DIVIDING Sindh along ethnic lines — the ‘Mohajir’ south in Karachi and Hyderabad versus the ‘interior’ of the province dominated by Sindhi speakers — is an idea fraught with the most dangerous of consequences. But, as reported in this newspaper yesterday, in Urdu-speaking neighbourhoods of Karachi and partly Hyderabad, the demand for a Mohajir province has grown in recent months, backed by a Mohajir province movement whose leadership has yet to reveal itself publicly.
With graffiti on walls proliferating and the odd rally held in support of the so-called Mohajir province, suspicion has fallen on the MQM as the architect of the movement.

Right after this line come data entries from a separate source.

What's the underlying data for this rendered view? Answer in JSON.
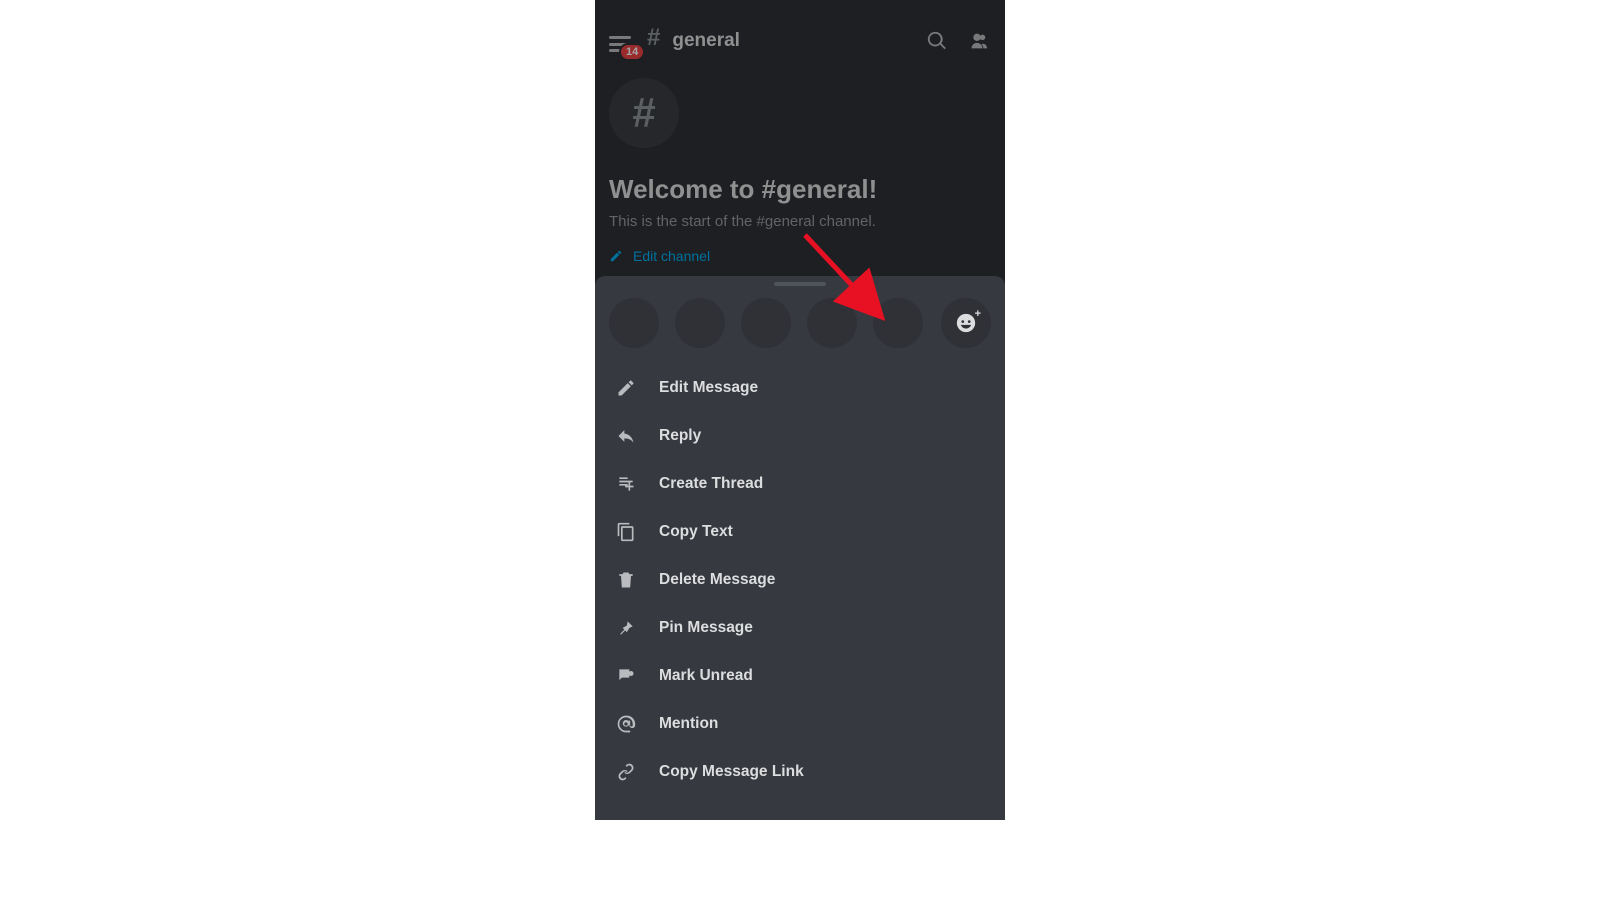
{
  "header": {
    "badge_count": "14",
    "channel_name": "general"
  },
  "welcome": {
    "title": "Welcome to #general!",
    "subtitle": "This is the start of the #general channel.",
    "edit_label": "Edit channel"
  },
  "menu": {
    "items": [
      {
        "id": "edit-message",
        "label": "Edit Message"
      },
      {
        "id": "reply",
        "label": "Reply"
      },
      {
        "id": "create-thread",
        "label": "Create Thread"
      },
      {
        "id": "copy-text",
        "label": "Copy Text"
      },
      {
        "id": "delete-message",
        "label": "Delete Message"
      },
      {
        "id": "pin-message",
        "label": "Pin Message"
      },
      {
        "id": "mark-unread",
        "label": "Mark Unread"
      },
      {
        "id": "mention",
        "label": "Mention"
      },
      {
        "id": "copy-link",
        "label": "Copy Message Link"
      }
    ]
  }
}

While the MQM has officially tried to distance itself from the campaign, particularly via supporting a resolution in the Sindh Assembly against the division of Sindh, it has not condemned the Mohajir province movement. Party leaders have spoken of the growing sense of frustration among Urdu-speakers in the province that they are not getting their due share of resources and jobs from the state. That has only served to heighten the suspicions of Sindhi nationalists, who are bitterly opposed to the idea of dividing Sindh and who have deep misgivings about the MQM’s intentions, particularly since the MQM introduced bills calling for the creation of new provinces in Punjab and Khyber Pakhtunkhwa earlier this year.
If Sindh, especially its urban areas, is to be spared a terrifying round of violence between those who count Urdu as their mother tongue and native Sindhi speakers, both the MQM and the Sindhi nationalists have to act quickly. On the MQM’s part, it needs to go beyond demonstrating that it has no active role in the movement and address suspicions that it is not really averse to such a campaign. On the Sindhi nationalists’ part, their habitual reactionary ways need to be curbed. Their hostility towards the MQM, no matter what that party does or doesn’t do, only serves to keep ethnic tensions in Sindh at an uncomfortably high level. In recent times, Altaf Hussain has repeatedly spoken of recognising that Mohajirs were ‘new’ Sindhis and in a matter of generations would culturally and socially become indistinguishable from the ‘old’ Sindhis. Reaching out to Sindhis in that manner was unprecedented for the MQM, but the Sindhi nationalists have been dismissive of the overtures. That Karachi is a tinderbox always seemingly on the verge of an ethnic, sectarian or political breakdown is known to everyone. Talk of a Mohajir province only serves to complicate an already fiendishly complex problem. Mohajir and Sindhi nationalist leaders must work to reassure each other at this uneasy juncture.